Much of the assistance is going to earthquake survivors in the mountains, and Kathmandu’s already-poor urban homeless have fallen between the cracks
Sita Tamang, 35, used to make a living from a small snack shop. But business is down since the quake. Photos: Karma Dolma Gurung
Unlike hundreds of thousands made homeless by the earthquake, Sita Tamang (pic, right) didn’t have a home even before 25 April. Her family has been living in a riverside shanty settlement in Sinamangal for the past ten years struggling to survive from day-to-day. The earthquake just added another layer of hardship.
Tamang, 35, used to make a living from a small shop where children from a neighbourhood school used to stop by to buy snacks and sweets. But business is down because the school was closed.
“The shop did well because of the school, but now no one seems to have money to buy anything anymore,” she said, with her grandchild in her lap. Her daughter is out in the city looking for a job.
Much of the assistance is going to earthquake survivors in the mountains, and Kathmandu’s already-poor urban homeless have fallen between the cracks. Some help has come from Actionaid Nepal and Lumanti but it isn’t enough for the 2,000 households in the capital’s 22 shanty settlements.
Although they were not directly affected by the earthquake, Kathmandu’s slum-dwellers who are mainly daily wage earners have been hit hard by the lack of employment. Most of the women here in Sinamangal, like Tamang’s daughter, were domestic helpers in apartments and homes around the city. Tamang lost her job, and despite going out every day hasn’t found a new one.
“Many of the big houses that we used to work in are either damaged or the residents don’t live there anymore,” said Devika Dhungel, who also worked as a domestic help. But despite that, amidst the squalid surroundings there is a mood of surprising optimism.
Many families here hope that once reconstruction starts when the government’s ban on new buildings is lifted in mid-July, there will be a lot more jobs coming up.
DOUBLE TROUBLE: A shanty settlement near Boudha.
An immediate worry for residents here is of flooding as the rivers swell with monsoon rains. Because the families do not own the property they occupy, they are not eligible for municipality services.
“They just ignore us, and the only time they acknowledge our presence is when they give us an eviction threat,” says Dharmavir, who lives in a shanty near Boudha.

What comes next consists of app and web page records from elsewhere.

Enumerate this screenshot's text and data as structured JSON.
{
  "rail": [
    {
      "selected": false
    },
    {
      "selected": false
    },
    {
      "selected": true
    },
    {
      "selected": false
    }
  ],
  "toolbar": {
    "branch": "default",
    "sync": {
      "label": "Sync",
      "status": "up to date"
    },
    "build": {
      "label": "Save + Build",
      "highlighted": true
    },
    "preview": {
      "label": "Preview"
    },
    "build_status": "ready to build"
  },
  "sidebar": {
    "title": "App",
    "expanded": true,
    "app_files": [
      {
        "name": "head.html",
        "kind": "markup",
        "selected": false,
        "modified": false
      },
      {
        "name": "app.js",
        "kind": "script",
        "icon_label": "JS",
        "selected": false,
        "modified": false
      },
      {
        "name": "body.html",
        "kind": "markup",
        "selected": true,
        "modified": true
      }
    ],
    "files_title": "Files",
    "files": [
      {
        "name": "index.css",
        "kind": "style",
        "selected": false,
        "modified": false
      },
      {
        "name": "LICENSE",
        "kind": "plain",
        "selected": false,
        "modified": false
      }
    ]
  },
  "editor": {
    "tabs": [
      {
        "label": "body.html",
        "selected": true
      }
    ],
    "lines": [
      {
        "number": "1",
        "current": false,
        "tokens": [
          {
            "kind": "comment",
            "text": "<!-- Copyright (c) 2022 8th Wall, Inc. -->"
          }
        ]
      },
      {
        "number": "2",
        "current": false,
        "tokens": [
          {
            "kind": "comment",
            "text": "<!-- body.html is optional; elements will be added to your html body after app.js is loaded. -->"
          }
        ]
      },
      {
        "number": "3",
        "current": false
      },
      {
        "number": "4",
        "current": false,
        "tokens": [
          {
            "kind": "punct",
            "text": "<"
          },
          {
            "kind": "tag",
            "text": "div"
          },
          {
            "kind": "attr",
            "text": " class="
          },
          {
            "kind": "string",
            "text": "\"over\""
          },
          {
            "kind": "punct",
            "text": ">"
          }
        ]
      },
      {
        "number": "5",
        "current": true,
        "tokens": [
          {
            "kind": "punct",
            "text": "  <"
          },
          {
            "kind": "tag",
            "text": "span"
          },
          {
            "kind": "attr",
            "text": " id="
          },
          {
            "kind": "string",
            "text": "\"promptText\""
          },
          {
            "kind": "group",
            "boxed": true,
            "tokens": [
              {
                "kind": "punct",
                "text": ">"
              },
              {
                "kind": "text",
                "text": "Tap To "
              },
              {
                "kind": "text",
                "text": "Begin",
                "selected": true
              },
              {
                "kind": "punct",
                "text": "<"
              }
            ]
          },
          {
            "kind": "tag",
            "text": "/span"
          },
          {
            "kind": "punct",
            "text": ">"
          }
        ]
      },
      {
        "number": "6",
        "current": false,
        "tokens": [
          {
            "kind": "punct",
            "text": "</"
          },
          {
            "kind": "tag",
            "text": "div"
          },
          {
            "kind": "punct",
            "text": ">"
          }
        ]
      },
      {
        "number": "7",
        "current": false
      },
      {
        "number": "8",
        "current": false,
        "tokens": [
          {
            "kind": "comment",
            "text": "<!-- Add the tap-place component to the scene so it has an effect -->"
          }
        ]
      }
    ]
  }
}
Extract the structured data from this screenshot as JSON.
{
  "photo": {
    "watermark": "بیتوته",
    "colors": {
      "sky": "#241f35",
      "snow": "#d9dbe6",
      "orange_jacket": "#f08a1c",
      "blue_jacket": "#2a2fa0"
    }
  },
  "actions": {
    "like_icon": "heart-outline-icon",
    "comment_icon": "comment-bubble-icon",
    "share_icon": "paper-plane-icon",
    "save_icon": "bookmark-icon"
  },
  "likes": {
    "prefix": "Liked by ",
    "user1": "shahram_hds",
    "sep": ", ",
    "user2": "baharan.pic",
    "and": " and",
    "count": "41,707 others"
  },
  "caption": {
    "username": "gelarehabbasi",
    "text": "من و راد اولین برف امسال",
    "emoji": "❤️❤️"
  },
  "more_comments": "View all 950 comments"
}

Now, the women in Kathmandu’s shantytowns have decided to get organised and help each other. The Nepal Mahila Ekta Samaj women's group started running savings and loans cooperatives so they could help women with microcredit. The women contribute to their savings scheme, and have meetings to give out loans to women who need the cash most urgently.
The society’s Bimala Lama, a slum dweller herself said: “Because we do not own any land and don’t have proper documents, we have to help our community and ourselves with what we have.” Most women who borrow, repay their loans on time.
Like Hira Lama, who lives in a shanty in Kapan. She is lucky that she has found a job for several days in a row and has managed to deposit Rs 500 in her neighbourhood cooperative, which is almost like an insurance premium for a loan that she may need in a future emergency. Her husband is a wood carver, but the family has to cut back on expenses to send money home to her family in Gorkha.
Like the women, the young people living in the shanties have also set up their own organisation to distribute food to those who don’t have enough, and are also organising camps for children and paying their tuition.
Kathmandu’s most vulnerable, Bhrikuti Rai
Kathmandu’s malignant urban tumour, Maarten Post
Slum millionaires, Rubeena Mahato